    4. They have a deep sense of responsibility to their family; thus, they have the right to decide what medical treatment they will accept for their children. The state's highest court concluded that religious freedom does not include the freedom to expose children to ill health or death. The state has a right to intervene.

Similar cases involving other religious affiliations are found in most states.

The 1990 case of Oregon v. Smith, the infamous peyote case, the justices included in their deliberation whether the "compelling interest" test should apply to laws involving child neglect, compulsory vaccination and child labor:

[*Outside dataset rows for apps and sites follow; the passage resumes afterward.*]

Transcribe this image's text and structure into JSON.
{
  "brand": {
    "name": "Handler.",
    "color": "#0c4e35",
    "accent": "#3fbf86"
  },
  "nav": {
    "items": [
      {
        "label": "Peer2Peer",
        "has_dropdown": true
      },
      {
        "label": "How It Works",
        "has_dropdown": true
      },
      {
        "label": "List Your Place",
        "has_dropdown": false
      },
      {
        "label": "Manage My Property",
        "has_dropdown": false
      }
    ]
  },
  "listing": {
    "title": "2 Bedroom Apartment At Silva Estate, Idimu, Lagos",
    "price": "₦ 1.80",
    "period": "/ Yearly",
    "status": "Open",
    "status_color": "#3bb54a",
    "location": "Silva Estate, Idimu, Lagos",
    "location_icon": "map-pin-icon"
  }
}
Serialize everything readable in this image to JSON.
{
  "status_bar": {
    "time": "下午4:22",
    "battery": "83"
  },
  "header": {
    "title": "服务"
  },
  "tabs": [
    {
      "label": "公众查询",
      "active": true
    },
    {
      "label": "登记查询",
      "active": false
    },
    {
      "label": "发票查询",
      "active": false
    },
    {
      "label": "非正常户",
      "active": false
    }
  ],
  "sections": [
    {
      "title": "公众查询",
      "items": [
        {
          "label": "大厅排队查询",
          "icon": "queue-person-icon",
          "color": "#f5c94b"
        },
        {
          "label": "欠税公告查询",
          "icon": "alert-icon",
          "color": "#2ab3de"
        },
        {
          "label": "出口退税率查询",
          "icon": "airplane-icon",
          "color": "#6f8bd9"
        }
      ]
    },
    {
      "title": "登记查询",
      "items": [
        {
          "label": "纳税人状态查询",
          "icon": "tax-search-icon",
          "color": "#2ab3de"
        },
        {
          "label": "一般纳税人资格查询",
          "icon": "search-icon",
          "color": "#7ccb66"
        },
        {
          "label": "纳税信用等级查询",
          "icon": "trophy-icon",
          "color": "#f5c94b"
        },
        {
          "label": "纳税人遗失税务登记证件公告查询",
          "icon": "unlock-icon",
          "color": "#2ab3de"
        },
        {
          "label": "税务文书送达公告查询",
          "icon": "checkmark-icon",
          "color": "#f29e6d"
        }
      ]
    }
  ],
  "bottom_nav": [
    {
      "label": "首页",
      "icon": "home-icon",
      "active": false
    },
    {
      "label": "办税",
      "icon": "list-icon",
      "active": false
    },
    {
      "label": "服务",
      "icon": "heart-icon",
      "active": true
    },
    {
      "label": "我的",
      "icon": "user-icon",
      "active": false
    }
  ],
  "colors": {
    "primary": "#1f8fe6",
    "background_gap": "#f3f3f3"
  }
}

If the "compelling interest" test is to be applied at all, then, it must be applied across the board, to all actions thought to be religiously commanded. Moreover, if "compelling interest" really means what it says (and watering it down here would subvert its rigor in the other fields where it is applied), many laws will not meet the test. Any society adopting such a system would be courting anarchy, but that danger increases in direct proportion to the society's diversity of religious beliefs, and its determination to coerce or suppress none of them. Precisely because "we are a cosmopolitan nation made up of people of almost every conceivable religious preference," Braunfeld v. Brown, 366 U.S., at 606, and precisely because we value and protect that religious divergence, we cannot afford the luxury of deeming presumptively invalid, as applied to the religious objector, every regulation of conduct that does not protect an interest of the highest order. The rule respondents favor would open the prospect of constitutionally required religious exemptions from civic obligations of almost every conceivable kind - ranging from compulsory military service, see, e. g., Gillette v. United States, 401 U.S. 437 (1971), to the payment of taxes, see, e. g., United States v. Lee, supra; to health and safety regulation such as manslaughter and child neglect laws, see, e. g., Funkhouser v. State, 763 P. 2d 695 (Okla. Crim. App. 1988), compulsory vaccination laws, see, e. g., Cude v. State, 237 Ark. 927, 377 S.W. 2d 816 (1964), to social welfare legislation such as child labor laws, see Prince v. Massachusetts, 321 U.S. 158 (1944), animal cruelty laws, see, e. g., Church of the Lukumi Babalu Aye Inc. v. City of Hialeah, 723 F. Supp. 1467 (SD Fla. 1989 . The First Amendment's protection of religious liberty does not require this.

Employment Div. v. Smith, 494 U.S. 872, 890 (1990).